## What is expected
Output every line below exactly.

Items from a dataset

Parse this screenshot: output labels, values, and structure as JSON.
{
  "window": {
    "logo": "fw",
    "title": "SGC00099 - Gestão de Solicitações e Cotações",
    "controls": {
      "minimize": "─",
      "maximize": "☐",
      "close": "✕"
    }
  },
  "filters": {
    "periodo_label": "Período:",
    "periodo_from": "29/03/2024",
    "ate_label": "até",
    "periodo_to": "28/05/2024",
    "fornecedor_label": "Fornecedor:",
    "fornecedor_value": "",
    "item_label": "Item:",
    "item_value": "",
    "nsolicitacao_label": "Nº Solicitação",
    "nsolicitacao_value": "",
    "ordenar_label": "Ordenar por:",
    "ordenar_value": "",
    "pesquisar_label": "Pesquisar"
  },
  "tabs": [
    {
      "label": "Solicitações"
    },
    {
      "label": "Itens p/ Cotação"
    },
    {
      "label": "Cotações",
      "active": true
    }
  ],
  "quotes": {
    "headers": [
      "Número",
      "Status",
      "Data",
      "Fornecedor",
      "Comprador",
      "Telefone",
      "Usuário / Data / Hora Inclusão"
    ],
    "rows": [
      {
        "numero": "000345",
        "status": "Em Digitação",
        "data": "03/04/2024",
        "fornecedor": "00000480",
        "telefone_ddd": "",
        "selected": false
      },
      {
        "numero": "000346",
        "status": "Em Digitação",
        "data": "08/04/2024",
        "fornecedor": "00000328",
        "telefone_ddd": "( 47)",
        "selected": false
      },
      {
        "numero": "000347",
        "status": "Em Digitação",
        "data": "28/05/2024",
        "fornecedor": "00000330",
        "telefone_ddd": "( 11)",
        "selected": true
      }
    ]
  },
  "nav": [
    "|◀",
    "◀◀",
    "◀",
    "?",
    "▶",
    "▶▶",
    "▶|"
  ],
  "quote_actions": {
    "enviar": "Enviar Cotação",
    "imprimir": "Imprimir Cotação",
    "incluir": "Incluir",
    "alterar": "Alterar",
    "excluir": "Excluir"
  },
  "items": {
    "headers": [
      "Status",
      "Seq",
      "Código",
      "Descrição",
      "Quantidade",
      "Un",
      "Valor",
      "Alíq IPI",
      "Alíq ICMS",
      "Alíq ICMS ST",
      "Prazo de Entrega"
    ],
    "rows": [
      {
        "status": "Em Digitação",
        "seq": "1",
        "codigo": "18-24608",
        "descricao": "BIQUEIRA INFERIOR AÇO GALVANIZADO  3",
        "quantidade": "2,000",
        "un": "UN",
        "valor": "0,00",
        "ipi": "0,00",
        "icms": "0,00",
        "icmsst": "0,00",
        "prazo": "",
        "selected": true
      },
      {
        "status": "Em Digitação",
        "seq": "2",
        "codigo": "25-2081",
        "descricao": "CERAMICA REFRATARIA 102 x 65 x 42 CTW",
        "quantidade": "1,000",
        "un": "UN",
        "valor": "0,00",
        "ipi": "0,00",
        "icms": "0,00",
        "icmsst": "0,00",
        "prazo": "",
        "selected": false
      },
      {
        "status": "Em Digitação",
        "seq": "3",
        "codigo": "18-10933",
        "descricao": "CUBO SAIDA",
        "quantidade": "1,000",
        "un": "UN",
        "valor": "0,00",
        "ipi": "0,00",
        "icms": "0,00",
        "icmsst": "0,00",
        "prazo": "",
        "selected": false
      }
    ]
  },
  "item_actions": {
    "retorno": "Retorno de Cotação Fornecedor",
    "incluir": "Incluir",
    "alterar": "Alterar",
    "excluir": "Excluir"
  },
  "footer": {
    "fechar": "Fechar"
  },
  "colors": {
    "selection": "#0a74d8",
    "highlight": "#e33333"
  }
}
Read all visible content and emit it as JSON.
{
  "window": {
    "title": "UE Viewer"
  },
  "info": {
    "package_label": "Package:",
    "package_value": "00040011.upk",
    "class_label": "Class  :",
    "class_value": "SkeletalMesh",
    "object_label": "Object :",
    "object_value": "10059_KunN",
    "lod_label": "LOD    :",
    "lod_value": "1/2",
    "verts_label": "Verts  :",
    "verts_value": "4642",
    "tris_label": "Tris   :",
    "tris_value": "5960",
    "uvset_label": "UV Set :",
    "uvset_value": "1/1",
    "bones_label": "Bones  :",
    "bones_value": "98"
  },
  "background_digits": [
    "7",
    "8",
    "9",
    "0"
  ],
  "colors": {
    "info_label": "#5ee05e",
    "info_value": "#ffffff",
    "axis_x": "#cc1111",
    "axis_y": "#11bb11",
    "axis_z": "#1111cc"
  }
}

## Written answer
Parse this screenshot: output labels, values, and structure as JSON.
{
  "window": {
    "logo": "fw",
    "title": "SGC00099 - Gestão de Solicitações e Cotações",
    "controls": {
      "minimize": "─",
      "maximize": "☐",
      "close": "✕"
    }
  },
  "filters": {
    "periodo_label": "Período:",
    "periodo_from": "29/03/2024",
    "ate_label": "até",
    "periodo_to": "28/05/2024",
    "fornecedor_label": "Fornecedor:",
    "fornecedor_value": "",
    "item_label": "Item:",
    "item_value": "",
    "nsolicitacao_label": "Nº Solicitação",
    "nsolicitacao_value": "",
    "ordenar_label": "Ordenar por:",
    "ordenar_value": "",
    "pesquisar_label": "Pesquisar"
  },
  "tabs": [
    {
      "label": "Solicitações"
    },
    {
      "label": "Itens p/ Cotação"
    },
    {
      "label": "Cotações",
      "active": true
    }
  ],
  "quotes": {
    "headers": [
      "Número",
      "Status",
      "Data",
      "Fornecedor",
      "Comprador",
      "Telefone",
      "Usuário / Data / Hora Inclusão"
    ],
    "rows": [
      {
        "numero": "000345",
        "status": "Em Digitação",
        "data": "03/04/2024",
        "fornecedor": "00000480",
        "telefone_ddd": "",
        "selected": false
      },
      {
        "numero": "000346",
        "status": "Em Digitação",
        "data": "08/04/2024",
        "fornecedor": "00000328",
        "telefone_ddd": "( 47)",
        "selected": false
      },
      {
        "numero": "000347",
        "status": "Em Digitação",
        "data": "28/05/2024",
        "fornecedor": "00000330",
        "telefone_ddd": "( 11)",
        "selected": true
      }
    ]
  },
  "nav": [
    "|◀",
    "◀◀",
    "◀",
    "?",
    "▶",
    "▶▶",
    "▶|"
  ],
  "quote_actions": {
    "enviar": "Enviar Cotação",
    "imprimir": "Imprimir Cotação",
    "incluir": "Incluir",
    "alterar": "Alterar",
    "excluir": "Excluir"
  },
  "items": {
    "headers": [
      "Status",
      "Seq",
      "Código",
      "Descrição",
      "Quantidade",
      "Un",
      "Valor",
      "Alíq IPI",
      "Alíq ICMS",
      "Alíq ICMS ST",
      "Prazo de Entrega"
    ],
    "rows": [
      {
        "status": "Em Digitação",
        "seq": "1",
        "codigo": "18-24608",
        "descricao": "BIQUEIRA INFERIOR AÇO GALVANIZADO  3",
        "quantidade": "2,000",
        "un": "UN",
        "valor": "0,00",
        "ipi": "0,00",
        "icms": "0,00",
        "icmsst": "0,00",
        "prazo": "",
        "selected": true
      },
      {
        "status": "Em Digitação",
        "seq": "2",
        "codigo": "25-2081",
        "descricao": "CERAMICA REFRATARIA 102 x 65 x 42 CTW",
        "quantidade": "1,000",
        "un": "UN",
        "valor": "0,00",
        "ipi": "0,00",
        "icms": "0,00",
        "icmsst": "0,00",
        "prazo": "",
        "selected": false
      },
      {
        "status": "Em Digitação",
        "seq": "3",
        "codigo": "18-10933",
        "descricao": "CUBO SAIDA",
        "quantidade": "1,000",
        "un": "UN",
        "valor": "0,00",
        "ipi": "0,00",
        "icms": "0,00",
        "icmsst": "0,00",
        "prazo": "",
        "selected": false
      }
    ]
  },
  "item_actions": {
    "retorno": "Retorno de Cotação Fornecedor",
    "incluir": "Incluir",
    "alterar": "Alterar",
    "excluir": "Excluir"
  },
  "footer": {
    "fechar": "Fechar"
  },
  "colors": {
    "selection": "#0a74d8",
    "highlight": "#e33333"
  }
}
Read all visible content and emit it as JSON.
{
  "window": {
    "title": "UE Viewer"
  },
  "info": {
    "package_label": "Package:",
    "package_value": "00040011.upk",
    "class_label": "Class  :",
    "class_value": "SkeletalMesh",
    "object_label": "Object :",
    "object_value": "10059_KunN",
    "lod_label": "LOD    :",
    "lod_value": "1/2",
    "verts_label": "Verts  :",
    "verts_value": "4642",
    "tris_label": "Tris   :",
    "tris_value": "5960",
    "uvset_label": "UV Set :",
    "uvset_value": "1/1",
    "bones_label": "Bones  :",
    "bones_value": "98"
  },
  "background_digits": [
    "7",
    "8",
    "9",
    "0"
  ],
  "colors": {
    "info_label": "#5ee05e",
    "info_value": "#ffffff",
    "axis_x": "#cc1111",
    "axis_y": "#11bb11",
    "axis_z": "#1111cc"
  }
}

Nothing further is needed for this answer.